So, in Middleton's comedy of A chaste Maid of Cheapside, 1620: “6 2 Gos. What has he given her!--what is it, gossip? 3 Gos. A faire high standing-cup, and two great 'postle spoons, one of them gilt. 1 Pur. Sure that was Judas then with the red beard." Again:
“E'en the same gossip 'twas that gave the spoons." Again, in Sir Wm. D’Avenant's comedy of The Wits, 1639:
" my pendants, carcanets, and rings,
“ Are dissolv'd into that lump.”
“ Didst ask her name?-
Two noble partners with you; the old duchess of Nor
“ And what they promis'd more, besides a spoon,
" And what apostle's picture.” Again, in The Noble Gentleman, by the same authors:
"I'll be a gossip, Bewford,
“ I have an odd apostle spoon.” Mr. Pegge, in his preface to A Forme of Cury, a Roll of ancient English Cookery, compiled about A. D. 1390, &c. observes, that “the general mode of eating must either have been with the spoon or the fingers; and this, perhaps, may have been the reason that spoons became the usual present from gossips to their godchildren, at christenings.” Steevens.

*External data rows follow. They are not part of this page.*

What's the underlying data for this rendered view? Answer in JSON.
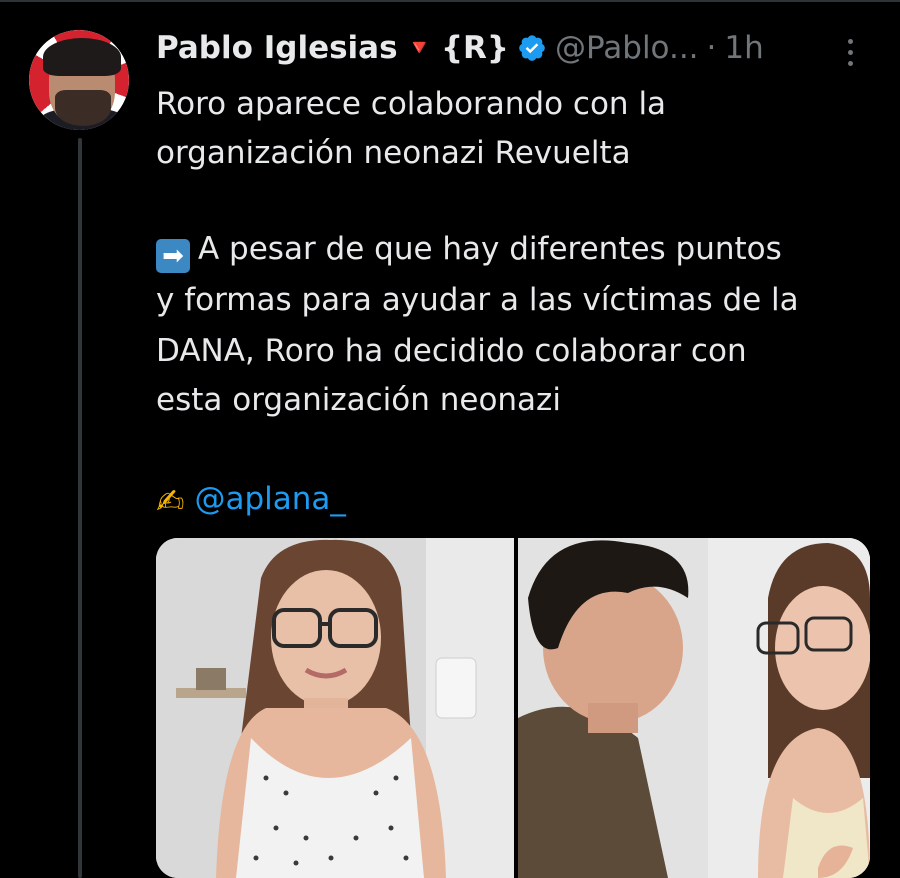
{
  "author": {
    "name": "Pablo Iglesias",
    "flag_glyph": "🔻",
    "tag": "{R}",
    "handle": "@Pablo...",
    "separator": "·",
    "time": "1h"
  },
  "tweet": {
    "line1": "Roro aparece colaborando con la",
    "line2": "organización neonazi Revuelta",
    "arrow_emoji": "➡",
    "para2_line1": "A pesar de que hay diferentes puntos",
    "para2_line2": "y formas para ayudar a las víctimas de la",
    "para2_line3": "DANA, Roro ha decidido colaborar con",
    "para2_line4": "esta organización neonazi",
    "writing_emoji": "✍",
    "mention": "@aplana_"
  },
  "colors": {
    "background": "#000000",
    "text": "#e7e9ea",
    "secondary": "#71767b",
    "link": "#1d9bf0",
    "verified": "#1d9bf0"
  },
  "icons": [
    "verified-badge-icon",
    "more-options-icon",
    "red-triangle-icon",
    "arrow-right-emoji-icon",
    "writing-hand-emoji-icon"
  ]
}
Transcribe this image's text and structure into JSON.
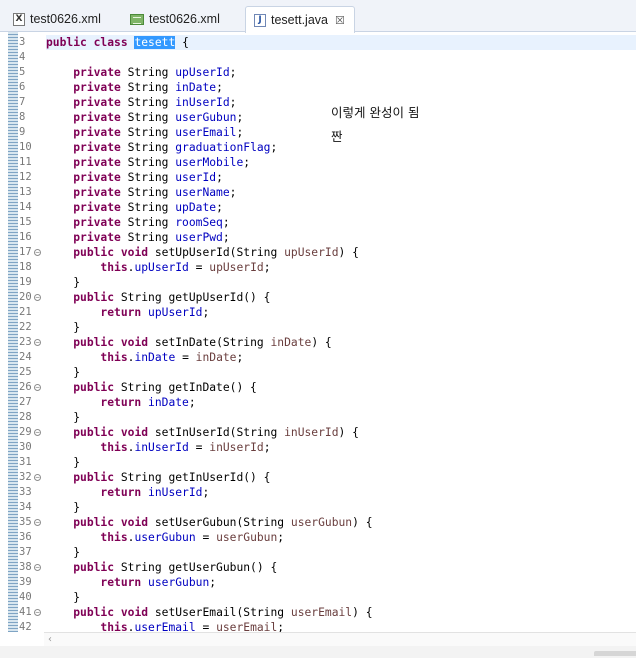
{
  "tabs": [
    {
      "label": "test0626.xml",
      "icon": "xml-file-icon",
      "active": false
    },
    {
      "label": "test0626.xml",
      "icon": "xml-design-file-icon",
      "active": false
    },
    {
      "label": "tesett.java",
      "icon": "java-file-icon",
      "active": true,
      "close": "☒"
    }
  ],
  "overlay": {
    "line1": "이렇게 완성이 됨",
    "line2": "짠"
  },
  "class_header": {
    "prefix": "public class ",
    "name": "tesett",
    "suffix": " {"
  },
  "fields": [
    {
      "line": "5",
      "type": "String",
      "name": "upUserId"
    },
    {
      "line": "6",
      "type": "String",
      "name": "inDate"
    },
    {
      "line": "7",
      "type": "String",
      "name": "inUserId"
    },
    {
      "line": "8",
      "type": "String",
      "name": "userGubun"
    },
    {
      "line": "9",
      "type": "String",
      "name": "userEmail"
    },
    {
      "line": "10",
      "type": "String",
      "name": "graduationFlag"
    },
    {
      "line": "11",
      "type": "String",
      "name": "userMobile"
    },
    {
      "line": "12",
      "type": "String",
      "name": "userId"
    },
    {
      "line": "13",
      "type": "String",
      "name": "userName"
    },
    {
      "line": "14",
      "type": "String",
      "name": "upDate"
    },
    {
      "line": "15",
      "type": "String",
      "name": "roomSeq"
    },
    {
      "line": "16",
      "type": "String",
      "name": "userPwd"
    }
  ],
  "methods": [
    {
      "kind": "setter",
      "line": "17",
      "name": "setUpUserId",
      "field": "upUserId"
    },
    {
      "kind": "getter",
      "line": "20",
      "name": "getUpUserId",
      "field": "upUserId"
    },
    {
      "kind": "setter",
      "line": "23",
      "name": "setInDate",
      "field": "inDate"
    },
    {
      "kind": "getter",
      "line": "26",
      "name": "getInDate",
      "field": "inDate"
    },
    {
      "kind": "setter",
      "line": "29",
      "name": "setInUserId",
      "field": "inUserId"
    },
    {
      "kind": "getter",
      "line": "32",
      "name": "getInUserId",
      "field": "inUserId"
    },
    {
      "kind": "setter",
      "line": "35",
      "name": "setUserGubun",
      "field": "userGubun"
    },
    {
      "kind": "getter",
      "line": "38",
      "name": "getUserGubun",
      "field": "userGubun"
    },
    {
      "kind": "setter",
      "line": "41",
      "name": "setUserEmail",
      "field": "userEmail",
      "partial": true
    }
  ],
  "colors": {
    "keyword": "#7f0055",
    "field": "#0000c0",
    "parameter": "#6a3e3e",
    "selection": "#3399ff",
    "line_numbers": "#787878"
  },
  "scrollbar_arrow": "‹"
}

As the following story, which is found in a collection of anecdotes, entitled Merry Passages and Feasts, MSS. Harl. 6395, contains an allusion to this custom, and has not, I believe, been published, it may not be an improper supplement to this account of apostle spoons. It shows that our author and Ben Jonson were once on terms of familiarity and friendship, however cold and jealous the latter might have been at a subsequent period:
“Shakspeare was godfather to one of Ben Jonson's children, and after the christening, being in deepe study, Jonson came to cheer him up, and ask'd him why he was so melancholy: No'faith, Ben, says he, not I; but I have been considering a great while what should be the fittest gift for me to bestow upon my godchild, and I have resolv'd at last. I pr’ythee, what? says he.---'faith, Ben, I'll give him a douzen good latten (Latin) spoons, and thou shalt translate them.”

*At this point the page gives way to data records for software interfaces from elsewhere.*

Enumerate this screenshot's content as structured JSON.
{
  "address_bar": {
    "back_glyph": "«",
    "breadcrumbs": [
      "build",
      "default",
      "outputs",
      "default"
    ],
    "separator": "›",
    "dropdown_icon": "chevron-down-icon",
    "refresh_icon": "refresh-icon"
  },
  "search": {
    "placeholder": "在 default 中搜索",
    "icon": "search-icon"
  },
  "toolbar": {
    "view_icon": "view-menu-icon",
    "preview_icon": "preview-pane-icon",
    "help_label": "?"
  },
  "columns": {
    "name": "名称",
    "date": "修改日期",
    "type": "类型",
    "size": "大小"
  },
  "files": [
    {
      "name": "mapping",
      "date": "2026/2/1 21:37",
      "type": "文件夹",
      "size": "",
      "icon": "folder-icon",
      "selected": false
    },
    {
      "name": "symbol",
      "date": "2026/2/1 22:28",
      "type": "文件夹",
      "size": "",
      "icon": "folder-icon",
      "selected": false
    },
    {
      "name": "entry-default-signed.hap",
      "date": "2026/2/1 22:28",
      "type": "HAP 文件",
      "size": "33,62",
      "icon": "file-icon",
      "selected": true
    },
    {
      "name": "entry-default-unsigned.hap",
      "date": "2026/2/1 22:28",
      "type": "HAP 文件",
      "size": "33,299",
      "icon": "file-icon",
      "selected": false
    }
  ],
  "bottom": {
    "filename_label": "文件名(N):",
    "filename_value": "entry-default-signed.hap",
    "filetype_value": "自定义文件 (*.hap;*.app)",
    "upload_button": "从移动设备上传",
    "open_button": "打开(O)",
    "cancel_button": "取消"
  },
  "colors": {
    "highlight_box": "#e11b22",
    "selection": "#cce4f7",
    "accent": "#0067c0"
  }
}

The collector of these anecdotes appears to have been nephew to Sir Roger L'Estrange. He names Donne as the relater of this story.
The practice of sponsors giving spoons at christenings continued to the latter end of the last century, as appears from a pamphlet written against Dryden, entitled The Reasons of Mr. Bayes's Conversion, &c. p. 14.

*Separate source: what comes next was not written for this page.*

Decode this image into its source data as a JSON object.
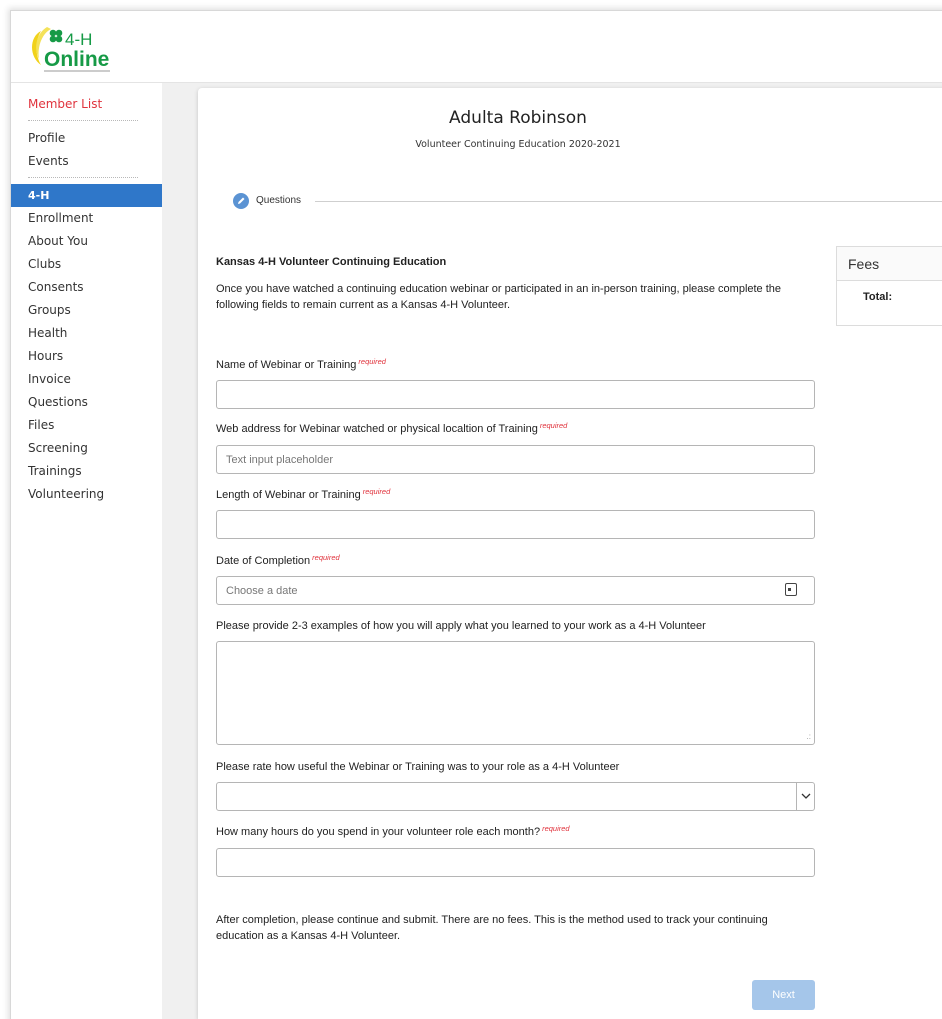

At one period it was the mode to present gifts of a different kind. - At this time,” [the first year of Queen Elizabeth) says the continuator of Stowe's Chronicle, "and for many yeeres before, it was not the use and custome, as now it is, (1631,s for gödfathers and godmothers generally to give plate at the baptism of children, (as spoones, cups, and such like,) but only to give christening shirts, with little hands and cuffs wrought either with silk or blue thread; the best of them for chief persons were edged with a small lace of blacke silke and goldle; the highest price of which for great men's children were seldom above a noble, and the common sort, two, threc, or four and five shillings a piece.”
Whether our author, when he speaks of apostle-spoons, has, as usual, attributed the practice of his own time to the reign of Henry VIII, I have not been able to ascertain. Probably howe.